Cheerleading gets a bad rap. Cheerleaders are often portrayed as cliquey gossipers rather than serious athletes. But anyone who has ever tried cheerleading knows that couch potatoes need not apply. Cheerleading is a challenging sport that requires athleticism, strength, flexibility, coordination, and dedication. In addition to its physical advantages, cheerleading is also a social, team-based activity that can help improve kids' self-confidence and leadership skills. Consider the following benefits to help you decide if cheerleading is right for your child.
Though you might think that cheerleaders are just there for moral support while the "real" athletes perform on the field, nothing could be further from the truth. The tumbling, dancing, stunts, and jumps that comprise a typical cheering routine require stamina and endurance. While the routines themselves are generally only a few minutes long, repeatedly practicing the moves adds up to an effective cardio workout. Cheerleading usually requires several hours of practice each week--especially for competitive squads. College-level cheerleading programs often include strength training as an additional component of practice.
Good cheerleaders make it look easy, but doing it right requires physical strength that builds muscles in the lower body, shoulders, and core. Certain positions on the squad--such as "bases" and "backspots"--must be able to lift and support the bottom of a stunt or "pyramid" sequence. This entails incredible strength, focus, and balance to support the weight of other teammates and ensure their safety. "Flyers" need strength to lift their bodies into the air with the support of the bases and to keep their balance while performing the stunt.
Stretching exercises during cheerleading practice help increase flexibility. Part of cheering involves high kicks, jumps, stunts, and sometimes splits, all of which require flexible muscles.
Balance and Coordination
Timing and rhythm are crucial for effective cheerleading. Practicing the sport helps kids improve their body control, concentration, and balance as they coordinate their moves to a beat.
Like all team sports, cheerleading offers more than physical benefits. Sports can help teach kids essential life skills, including teamwork, discipline, and communication. Squad members must rely on each other for the effectiveness of routines, as well as ensuring each other's safety during difficult moves. If competition against other squads is involved, it becomes even more important to work together as a unified front.
Cheerleading provides opportunities for motivated kids to learn leadership skills. Even those who don't aspire to becoming head cheerleader can benefit by taking the opportunity to demonstrate leadership by:
- Offering constructive advice to help teammates improve skills
- Setting a positive mood with their attitude
- Exemplifying hard work and discipline in practice
- Being receptive to trying new moves that the coach suggests

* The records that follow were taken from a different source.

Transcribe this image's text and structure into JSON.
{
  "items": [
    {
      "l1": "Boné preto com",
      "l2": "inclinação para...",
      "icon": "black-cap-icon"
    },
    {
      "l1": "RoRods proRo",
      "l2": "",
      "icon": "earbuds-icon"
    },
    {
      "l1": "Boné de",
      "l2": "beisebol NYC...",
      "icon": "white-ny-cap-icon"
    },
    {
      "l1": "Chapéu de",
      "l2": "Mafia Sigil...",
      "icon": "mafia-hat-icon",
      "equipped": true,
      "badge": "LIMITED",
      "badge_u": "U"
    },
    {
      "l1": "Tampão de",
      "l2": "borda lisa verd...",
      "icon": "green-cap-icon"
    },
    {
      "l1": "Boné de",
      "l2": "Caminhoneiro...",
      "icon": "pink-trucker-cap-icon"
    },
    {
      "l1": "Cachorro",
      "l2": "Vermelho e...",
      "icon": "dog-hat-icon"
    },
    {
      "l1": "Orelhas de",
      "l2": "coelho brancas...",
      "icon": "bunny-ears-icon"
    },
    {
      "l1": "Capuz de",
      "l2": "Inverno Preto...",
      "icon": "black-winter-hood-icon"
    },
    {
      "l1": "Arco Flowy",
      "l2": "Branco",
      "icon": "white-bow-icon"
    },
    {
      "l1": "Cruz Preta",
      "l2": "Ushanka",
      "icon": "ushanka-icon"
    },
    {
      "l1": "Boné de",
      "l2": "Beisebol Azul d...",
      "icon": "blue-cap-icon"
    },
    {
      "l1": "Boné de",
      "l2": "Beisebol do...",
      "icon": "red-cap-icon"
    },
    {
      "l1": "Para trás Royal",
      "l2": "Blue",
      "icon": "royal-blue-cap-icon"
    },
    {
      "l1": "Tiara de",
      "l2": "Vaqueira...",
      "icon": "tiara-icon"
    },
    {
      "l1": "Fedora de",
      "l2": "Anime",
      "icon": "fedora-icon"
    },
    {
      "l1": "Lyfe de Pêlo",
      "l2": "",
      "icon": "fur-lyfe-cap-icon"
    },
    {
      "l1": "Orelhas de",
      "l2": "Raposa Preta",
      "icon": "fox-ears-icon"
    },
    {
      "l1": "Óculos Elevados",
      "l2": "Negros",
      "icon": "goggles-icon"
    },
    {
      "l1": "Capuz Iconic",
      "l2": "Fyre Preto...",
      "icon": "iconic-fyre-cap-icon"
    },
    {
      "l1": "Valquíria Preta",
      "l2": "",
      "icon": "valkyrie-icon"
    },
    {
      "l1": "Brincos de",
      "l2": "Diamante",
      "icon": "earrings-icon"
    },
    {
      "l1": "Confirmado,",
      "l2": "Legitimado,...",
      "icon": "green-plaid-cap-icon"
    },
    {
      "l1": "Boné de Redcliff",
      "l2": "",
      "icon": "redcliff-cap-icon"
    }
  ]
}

Sports like cheerleading can help kids develop their self-confidence as well as their athleticism. Having a team to support and rely on can make kids feel more connected at school. Learning to master difficult moves, help teammates, and perform well at games and competitions can benefit the athletes who cheer, as well as the athletes they support on the field or court.